The proposition $p$ and $q$ denoted by $p \wedge q$ is true when $p$ and $q$are true, otherwise false
The proposition $p$ and $q$ denoted by $p \vee q$ is false when $p$ and $q$ are false, otherwise true
The proposition$p$, $\sim p$ is called negation of $p$
The implication $p \to q$ is the proposition that is false when $p$ is true and $q$ is false and true otherwise.
The bi-conditional $p \leftrightarrow q$ is the proposition that is true when $p$ and $q$ have the same truth values as false otherwise.
We use the above concept to find whether the statements are true or false.

Every statement is either true or false.
 $p$ $q$ $\sim p$ $\sim q$ $p \wedge \sim q$ $\sim p \wedge q$ $\left( {p \wedge \sim q} \right) \wedge ( \sim p \wedge q)$ $T$ $T$ $F$ $F$ $F$ $F$ $F$ $T$ $F$ $F$ $T$ $T$ $F$ $F$ $F$ $T$ $T$ $F$ $F$ $T$ $F$ $F$ $F$ $T$ $T$ $F$ $F$ $F$
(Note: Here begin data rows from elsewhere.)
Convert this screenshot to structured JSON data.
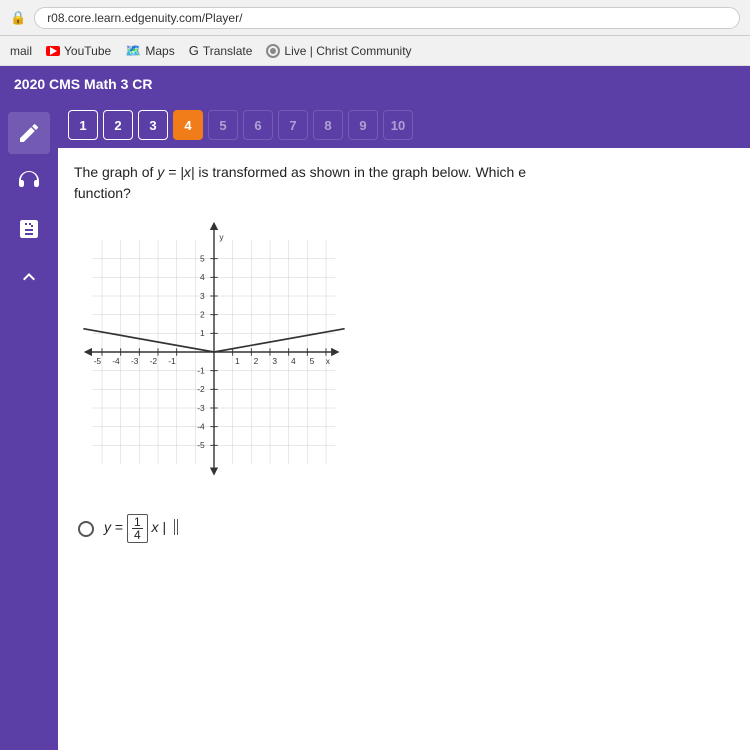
{
  "browser": {
    "url": "r08.core.learn.edgenuity.com/Player/",
    "lock_symbol": "🔒"
  },
  "bookmarks": {
    "mail_label": "mail",
    "youtube_label": "YouTube",
    "maps_label": "Maps",
    "translate_label": "Translate",
    "live_label": "Live | Christ Community"
  },
  "app_header": {
    "title": "2020 CMS Math 3 CR"
  },
  "sidebar": {
    "icons": [
      "pencil",
      "headphones",
      "calculator",
      "arrow-up"
    ]
  },
  "question_tabs": {
    "tabs": [
      {
        "number": "1",
        "state": "outlined"
      },
      {
        "number": "2",
        "state": "outlined"
      },
      {
        "number": "3",
        "state": "outlined"
      },
      {
        "number": "4",
        "state": "active"
      },
      {
        "number": "5",
        "state": "dim"
      },
      {
        "number": "6",
        "state": "dim"
      },
      {
        "number": "7",
        "state": "dim"
      },
      {
        "number": "8",
        "state": "dim"
      },
      {
        "number": "9",
        "state": "dim"
      },
      {
        "number": "10",
        "state": "dim"
      }
    ]
  },
  "question": {
    "text_before": "The graph of ",
    "equation": "y = |x|",
    "text_after": " is transformed as shown in the graph below. Which e",
    "text_line2": "function?",
    "answer_label": "y =",
    "answer_fraction_num": "1",
    "answer_fraction_den": "4",
    "answer_suffix": "x"
  },
  "graph": {
    "x_min": -5,
    "x_max": 5,
    "y_min": -5,
    "y_max": 5,
    "x_labels": [
      "-5",
      "-4",
      "-3",
      "-2",
      "-1",
      "",
      "1",
      "2",
      "3",
      "4",
      "5"
    ],
    "y_labels": [
      "5",
      "4",
      "3",
      "2",
      "1",
      "-1",
      "-2",
      "-3",
      "-4",
      "-5"
    ]
  }
}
A compound proposition that is always false, no matter what the truth values of the propositions that occur is called a fallacy.
Hence the statement-I is true, $(p \wedge \sim q) \wedge \left( { \sim p \wedge q} \right)$ is fallacy.
 $p$ $q$ $\sim p$ $\sim q$ $p \to q$ $\sim q \wedge \sim p$ $(p \to q) \leftrightarrow \left( { \sim q \wedge \sim p} \right)$ $T$ $T$ $F$ $F$ $T$ $T$ $T$ $T$ $F$ $F$ $T$ $F$ $F$ $T$ $F$ $T$ $T$ $F$ $T$ $T$ $T$ $F$ $F$ $T$ $T$ $T$ $T$ $T$

A compound proposition that is always true, no matter what the truth values of the propositions that occur is called a tautology.
Hence the statement-II is true, $(p \to q) \leftrightarrow \left( { \sim q \wedge \sim p} \right)$is tautology.

Hence the option (c) is correct, the statement-I is true, statement-II is true and the statement-II is not the correct explanation for statement-I.

Note: The statements are either true or false. This is called the law of the excluded middle.
A truth table shows how the truth or falsity of a compound statement depends on the truth or falsity of the simple statements from which it’s constructed.